● MATERIAL FOR THIS TASK
....

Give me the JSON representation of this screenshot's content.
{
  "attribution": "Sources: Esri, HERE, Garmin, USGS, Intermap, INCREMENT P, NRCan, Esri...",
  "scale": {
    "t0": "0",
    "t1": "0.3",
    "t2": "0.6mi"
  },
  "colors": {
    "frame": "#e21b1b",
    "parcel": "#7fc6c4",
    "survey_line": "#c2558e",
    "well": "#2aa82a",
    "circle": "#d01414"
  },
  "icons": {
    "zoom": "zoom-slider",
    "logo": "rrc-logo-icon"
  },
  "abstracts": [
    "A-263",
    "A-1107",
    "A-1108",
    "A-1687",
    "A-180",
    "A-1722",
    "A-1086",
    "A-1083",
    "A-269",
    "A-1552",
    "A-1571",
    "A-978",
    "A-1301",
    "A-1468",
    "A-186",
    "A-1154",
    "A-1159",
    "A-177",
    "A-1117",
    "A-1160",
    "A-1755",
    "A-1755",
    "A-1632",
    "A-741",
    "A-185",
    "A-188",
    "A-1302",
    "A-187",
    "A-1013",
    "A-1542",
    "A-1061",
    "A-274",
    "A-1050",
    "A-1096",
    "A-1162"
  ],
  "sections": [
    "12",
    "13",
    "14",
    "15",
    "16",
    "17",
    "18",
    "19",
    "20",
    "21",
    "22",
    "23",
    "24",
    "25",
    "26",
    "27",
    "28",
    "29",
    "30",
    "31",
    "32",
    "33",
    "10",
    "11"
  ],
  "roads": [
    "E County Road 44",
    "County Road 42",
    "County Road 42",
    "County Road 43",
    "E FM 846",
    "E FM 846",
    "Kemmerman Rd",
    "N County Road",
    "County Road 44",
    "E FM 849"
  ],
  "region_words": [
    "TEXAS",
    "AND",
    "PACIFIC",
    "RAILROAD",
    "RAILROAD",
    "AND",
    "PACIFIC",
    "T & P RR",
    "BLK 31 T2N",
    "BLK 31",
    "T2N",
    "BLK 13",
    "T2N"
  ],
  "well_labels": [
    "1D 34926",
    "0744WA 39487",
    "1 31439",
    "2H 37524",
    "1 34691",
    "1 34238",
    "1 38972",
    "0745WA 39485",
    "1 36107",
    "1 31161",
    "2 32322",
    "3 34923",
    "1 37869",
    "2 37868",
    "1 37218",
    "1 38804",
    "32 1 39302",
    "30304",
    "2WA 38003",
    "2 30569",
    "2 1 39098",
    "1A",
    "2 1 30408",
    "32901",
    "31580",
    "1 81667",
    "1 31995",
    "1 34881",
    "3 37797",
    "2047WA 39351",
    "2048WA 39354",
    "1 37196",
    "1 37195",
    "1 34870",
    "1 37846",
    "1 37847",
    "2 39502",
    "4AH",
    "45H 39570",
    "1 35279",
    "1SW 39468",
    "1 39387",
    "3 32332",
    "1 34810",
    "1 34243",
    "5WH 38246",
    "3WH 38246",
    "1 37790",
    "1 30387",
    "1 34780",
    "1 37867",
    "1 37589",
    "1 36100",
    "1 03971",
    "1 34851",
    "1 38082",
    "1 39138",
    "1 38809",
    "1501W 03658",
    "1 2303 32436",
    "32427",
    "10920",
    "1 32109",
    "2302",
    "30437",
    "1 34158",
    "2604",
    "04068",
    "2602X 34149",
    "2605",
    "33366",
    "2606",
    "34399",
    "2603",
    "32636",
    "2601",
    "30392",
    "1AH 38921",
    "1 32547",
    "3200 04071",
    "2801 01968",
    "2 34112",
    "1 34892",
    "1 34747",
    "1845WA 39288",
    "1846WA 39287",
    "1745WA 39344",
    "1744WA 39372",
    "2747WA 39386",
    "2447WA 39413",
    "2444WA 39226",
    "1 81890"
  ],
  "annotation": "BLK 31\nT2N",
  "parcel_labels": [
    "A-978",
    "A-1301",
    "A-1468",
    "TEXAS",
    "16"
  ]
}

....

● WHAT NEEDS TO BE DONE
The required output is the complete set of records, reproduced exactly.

● EXERCISE RESPONSE
Give me the JSON representation of this screenshot's content.
{
  "attribution": "Sources: Esri, HERE, Garmin, USGS, Intermap, INCREMENT P, NRCan, Esri...",
  "scale": {
    "t0": "0",
    "t1": "0.3",
    "t2": "0.6mi"
  },
  "colors": {
    "frame": "#e21b1b",
    "parcel": "#7fc6c4",
    "survey_line": "#c2558e",
    "well": "#2aa82a",
    "circle": "#d01414"
  },
  "icons": {
    "zoom": "zoom-slider",
    "logo": "rrc-logo-icon"
  },
  "abstracts": [
    "A-263",
    "A-1107",
    "A-1108",
    "A-1687",
    "A-180",
    "A-1722",
    "A-1086",
    "A-1083",
    "A-269",
    "A-1552",
    "A-1571",
    "A-978",
    "A-1301",
    "A-1468",
    "A-186",
    "A-1154",
    "A-1159",
    "A-177",
    "A-1117",
    "A-1160",
    "A-1755",
    "A-1755",
    "A-1632",
    "A-741",
    "A-185",
    "A-188",
    "A-1302",
    "A-187",
    "A-1013",
    "A-1542",
    "A-1061",
    "A-274",
    "A-1050",
    "A-1096",
    "A-1162"
  ],
  "sections": [
    "12",
    "13",
    "14",
    "15",
    "16",
    "17",
    "18",
    "19",
    "20",
    "21",
    "22",
    "23",
    "24",
    "25",
    "26",
    "27",
    "28",
    "29",
    "30",
    "31",
    "32",
    "33",
    "10",
    "11"
  ],
  "roads": [
    "E County Road 44",
    "County Road 42",
    "County Road 42",
    "County Road 43",
    "E FM 846",
    "E FM 846",
    "Kemmerman Rd",
    "N County Road",
    "County Road 44",
    "E FM 849"
  ],
  "region_words": [
    "TEXAS",
    "AND",
    "PACIFIC",
    "RAILROAD",
    "RAILROAD",
    "AND",
    "PACIFIC",
    "T & P RR",
    "BLK 31 T2N",
    "BLK 31",
    "T2N",
    "BLK 13",
    "T2N"
  ],
  "well_labels": [
    "1D 34926",
    "0744WA 39487",
    "1 31439",
    "2H 37524",
    "1 34691",
    "1 34238",
    "1 38972",
    "0745WA 39485",
    "1 36107",
    "1 31161",
    "2 32322",
    "3 34923",
    "1 37869",
    "2 37868",
    "1 37218",
    "1 38804",
    "32 1 39302",
    "30304",
    "2WA 38003",
    "2 30569",
    "2 1 39098",
    "1A",
    "2 1 30408",
    "32901",
    "31580",
    "1 81667",
    "1 31995",
    "1 34881",
    "3 37797",
    "2047WA 39351",
    "2048WA 39354",
    "1 37196",
    "1 37195",
    "1 34870",
    "1 37846",
    "1 37847",
    "2 39502",
    "4AH",
    "45H 39570",
    "1 35279",
    "1SW 39468",
    "1 39387",
    "3 32332",
    "1 34810",
    "1 34243",
    "5WH 38246",
    "3WH 38246",
    "1 37790",
    "1 30387",
    "1 34780",
    "1 37867",
    "1 37589",
    "1 36100",
    "1 03971",
    "1 34851",
    "1 38082",
    "1 39138",
    "1 38809",
    "1501W 03658",
    "1 2303 32436",
    "32427",
    "10920",
    "1 32109",
    "2302",
    "30437",
    "1 34158",
    "2604",
    "04068",
    "2602X 34149",
    "2605",
    "33366",
    "2606",
    "34399",
    "2603",
    "32636",
    "2601",
    "30392",
    "1AH 38921",
    "1 32547",
    "3200 04071",
    "2801 01968",
    "2 34112",
    "1 34892",
    "1 34747",
    "1845WA 39288",
    "1846WA 39287",
    "1745WA 39344",
    "1744WA 39372",
    "2747WA 39386",
    "2447WA 39413",
    "2444WA 39226",
    "1 81890"
  ],
  "annotation": "BLK 31\nT2N",
  "parcel_labels": [
    "A-978",
    "A-1301",
    "A-1468",
    "TEXAS",
    "16"
  ]
}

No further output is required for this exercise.